What this task involves:
From the records below, take each line where the string "favicon" shows up and copy it.
═══ Record excerpts ═══
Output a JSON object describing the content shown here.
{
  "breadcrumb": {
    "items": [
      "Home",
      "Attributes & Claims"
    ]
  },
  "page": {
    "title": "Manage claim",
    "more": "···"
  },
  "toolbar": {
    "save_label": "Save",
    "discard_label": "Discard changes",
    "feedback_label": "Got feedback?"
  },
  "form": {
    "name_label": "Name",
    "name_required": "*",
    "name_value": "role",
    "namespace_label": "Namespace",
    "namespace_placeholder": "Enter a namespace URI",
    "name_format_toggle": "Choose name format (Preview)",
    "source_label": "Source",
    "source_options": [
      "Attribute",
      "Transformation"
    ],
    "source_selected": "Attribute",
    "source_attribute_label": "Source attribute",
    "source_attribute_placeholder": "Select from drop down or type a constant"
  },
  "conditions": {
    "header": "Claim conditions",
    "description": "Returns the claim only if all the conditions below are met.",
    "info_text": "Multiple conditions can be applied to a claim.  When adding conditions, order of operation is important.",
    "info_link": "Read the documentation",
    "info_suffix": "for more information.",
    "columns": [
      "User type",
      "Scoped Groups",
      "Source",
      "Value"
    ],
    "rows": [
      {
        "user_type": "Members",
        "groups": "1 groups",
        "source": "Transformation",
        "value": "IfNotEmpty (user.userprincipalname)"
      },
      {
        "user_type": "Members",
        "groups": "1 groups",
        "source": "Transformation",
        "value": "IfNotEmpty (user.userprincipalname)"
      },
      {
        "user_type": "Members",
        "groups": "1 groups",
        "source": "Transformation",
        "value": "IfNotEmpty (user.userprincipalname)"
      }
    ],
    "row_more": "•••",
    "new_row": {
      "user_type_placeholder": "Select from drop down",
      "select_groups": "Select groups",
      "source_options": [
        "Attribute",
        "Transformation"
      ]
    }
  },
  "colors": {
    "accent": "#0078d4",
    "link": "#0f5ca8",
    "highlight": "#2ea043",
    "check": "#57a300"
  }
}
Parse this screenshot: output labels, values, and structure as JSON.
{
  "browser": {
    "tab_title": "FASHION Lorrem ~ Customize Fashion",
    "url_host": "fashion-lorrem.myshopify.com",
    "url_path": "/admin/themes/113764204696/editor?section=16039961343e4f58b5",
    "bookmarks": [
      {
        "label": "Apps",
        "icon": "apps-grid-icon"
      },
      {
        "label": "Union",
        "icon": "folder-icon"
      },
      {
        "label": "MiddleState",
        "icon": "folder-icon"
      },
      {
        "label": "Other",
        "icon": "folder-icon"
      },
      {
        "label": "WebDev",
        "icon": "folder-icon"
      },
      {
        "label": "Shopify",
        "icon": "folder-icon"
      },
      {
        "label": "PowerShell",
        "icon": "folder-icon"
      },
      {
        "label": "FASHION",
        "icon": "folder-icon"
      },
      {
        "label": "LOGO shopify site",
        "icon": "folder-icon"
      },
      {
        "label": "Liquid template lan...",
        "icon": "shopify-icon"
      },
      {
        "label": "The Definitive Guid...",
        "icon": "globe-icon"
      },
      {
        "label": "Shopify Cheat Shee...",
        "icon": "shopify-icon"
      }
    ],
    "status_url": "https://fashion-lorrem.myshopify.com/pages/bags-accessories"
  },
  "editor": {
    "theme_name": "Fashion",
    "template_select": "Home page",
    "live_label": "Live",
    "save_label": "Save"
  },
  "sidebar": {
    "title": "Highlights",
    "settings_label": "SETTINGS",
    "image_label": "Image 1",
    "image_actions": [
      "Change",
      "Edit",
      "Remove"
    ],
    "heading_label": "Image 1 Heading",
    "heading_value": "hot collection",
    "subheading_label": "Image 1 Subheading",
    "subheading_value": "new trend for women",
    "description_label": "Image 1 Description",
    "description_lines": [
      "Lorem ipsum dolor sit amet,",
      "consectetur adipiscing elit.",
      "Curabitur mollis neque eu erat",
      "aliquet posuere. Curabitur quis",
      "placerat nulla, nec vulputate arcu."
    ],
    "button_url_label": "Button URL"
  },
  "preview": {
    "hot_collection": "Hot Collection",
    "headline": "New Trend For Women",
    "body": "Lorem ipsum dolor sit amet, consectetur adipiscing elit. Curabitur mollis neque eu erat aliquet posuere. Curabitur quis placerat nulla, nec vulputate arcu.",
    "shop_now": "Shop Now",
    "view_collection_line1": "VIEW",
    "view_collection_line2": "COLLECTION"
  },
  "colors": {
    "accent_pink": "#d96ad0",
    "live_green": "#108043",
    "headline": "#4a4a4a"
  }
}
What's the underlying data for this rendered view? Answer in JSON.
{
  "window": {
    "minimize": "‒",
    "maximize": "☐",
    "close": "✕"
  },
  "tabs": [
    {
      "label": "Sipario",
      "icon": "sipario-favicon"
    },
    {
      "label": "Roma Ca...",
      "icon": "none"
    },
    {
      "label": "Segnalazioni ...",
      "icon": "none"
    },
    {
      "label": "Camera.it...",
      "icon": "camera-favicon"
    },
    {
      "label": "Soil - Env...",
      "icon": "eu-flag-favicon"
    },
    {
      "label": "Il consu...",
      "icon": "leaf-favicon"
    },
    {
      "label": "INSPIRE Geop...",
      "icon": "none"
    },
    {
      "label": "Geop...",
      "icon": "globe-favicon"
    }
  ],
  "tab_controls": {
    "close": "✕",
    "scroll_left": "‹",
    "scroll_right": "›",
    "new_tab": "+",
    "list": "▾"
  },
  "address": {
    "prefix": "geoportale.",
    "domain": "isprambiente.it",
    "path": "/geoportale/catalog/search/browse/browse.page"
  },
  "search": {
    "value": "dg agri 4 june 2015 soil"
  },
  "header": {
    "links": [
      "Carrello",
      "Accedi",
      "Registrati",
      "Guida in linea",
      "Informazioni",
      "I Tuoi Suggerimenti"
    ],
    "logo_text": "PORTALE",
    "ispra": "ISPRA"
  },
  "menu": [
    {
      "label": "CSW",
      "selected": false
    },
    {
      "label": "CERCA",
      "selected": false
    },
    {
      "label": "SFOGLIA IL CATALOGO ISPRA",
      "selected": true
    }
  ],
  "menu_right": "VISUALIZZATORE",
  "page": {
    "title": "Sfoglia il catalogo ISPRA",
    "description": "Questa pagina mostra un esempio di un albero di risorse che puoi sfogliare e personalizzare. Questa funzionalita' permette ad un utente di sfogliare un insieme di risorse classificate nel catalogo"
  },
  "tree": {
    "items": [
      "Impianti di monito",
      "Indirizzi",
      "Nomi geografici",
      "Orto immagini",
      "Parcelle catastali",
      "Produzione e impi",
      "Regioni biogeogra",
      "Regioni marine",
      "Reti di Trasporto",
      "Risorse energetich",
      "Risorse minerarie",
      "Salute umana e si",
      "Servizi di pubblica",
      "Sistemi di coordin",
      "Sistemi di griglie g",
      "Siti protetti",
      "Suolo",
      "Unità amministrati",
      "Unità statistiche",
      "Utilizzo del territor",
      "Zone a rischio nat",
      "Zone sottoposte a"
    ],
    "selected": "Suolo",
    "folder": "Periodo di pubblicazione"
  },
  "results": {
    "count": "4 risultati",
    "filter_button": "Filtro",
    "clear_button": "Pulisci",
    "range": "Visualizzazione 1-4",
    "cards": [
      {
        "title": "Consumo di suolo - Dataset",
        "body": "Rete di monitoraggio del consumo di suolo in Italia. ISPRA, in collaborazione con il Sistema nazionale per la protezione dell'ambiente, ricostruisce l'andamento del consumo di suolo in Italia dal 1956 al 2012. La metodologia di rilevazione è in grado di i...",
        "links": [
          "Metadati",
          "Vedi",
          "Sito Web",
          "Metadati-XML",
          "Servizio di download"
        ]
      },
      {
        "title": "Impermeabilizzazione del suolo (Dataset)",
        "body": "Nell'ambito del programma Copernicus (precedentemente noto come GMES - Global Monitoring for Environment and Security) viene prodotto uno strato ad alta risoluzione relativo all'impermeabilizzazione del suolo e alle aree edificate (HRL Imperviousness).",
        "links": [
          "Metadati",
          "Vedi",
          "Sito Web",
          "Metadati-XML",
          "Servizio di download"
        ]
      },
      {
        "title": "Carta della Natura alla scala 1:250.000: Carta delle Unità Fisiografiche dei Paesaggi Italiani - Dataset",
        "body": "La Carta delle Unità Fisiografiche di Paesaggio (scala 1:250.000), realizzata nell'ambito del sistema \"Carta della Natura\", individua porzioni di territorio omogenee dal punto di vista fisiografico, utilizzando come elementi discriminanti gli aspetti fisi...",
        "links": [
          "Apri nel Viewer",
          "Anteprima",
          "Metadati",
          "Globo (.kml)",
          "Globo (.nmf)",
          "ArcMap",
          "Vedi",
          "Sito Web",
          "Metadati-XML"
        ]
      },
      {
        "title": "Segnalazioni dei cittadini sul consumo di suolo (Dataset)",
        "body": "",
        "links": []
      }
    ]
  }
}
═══
Solution:
      "icon": "sipario-favicon"
      "icon": "camera-favicon"
      "icon": "eu-flag-favicon"
      "icon": "leaf-favicon"
      "icon": "globe-favicon"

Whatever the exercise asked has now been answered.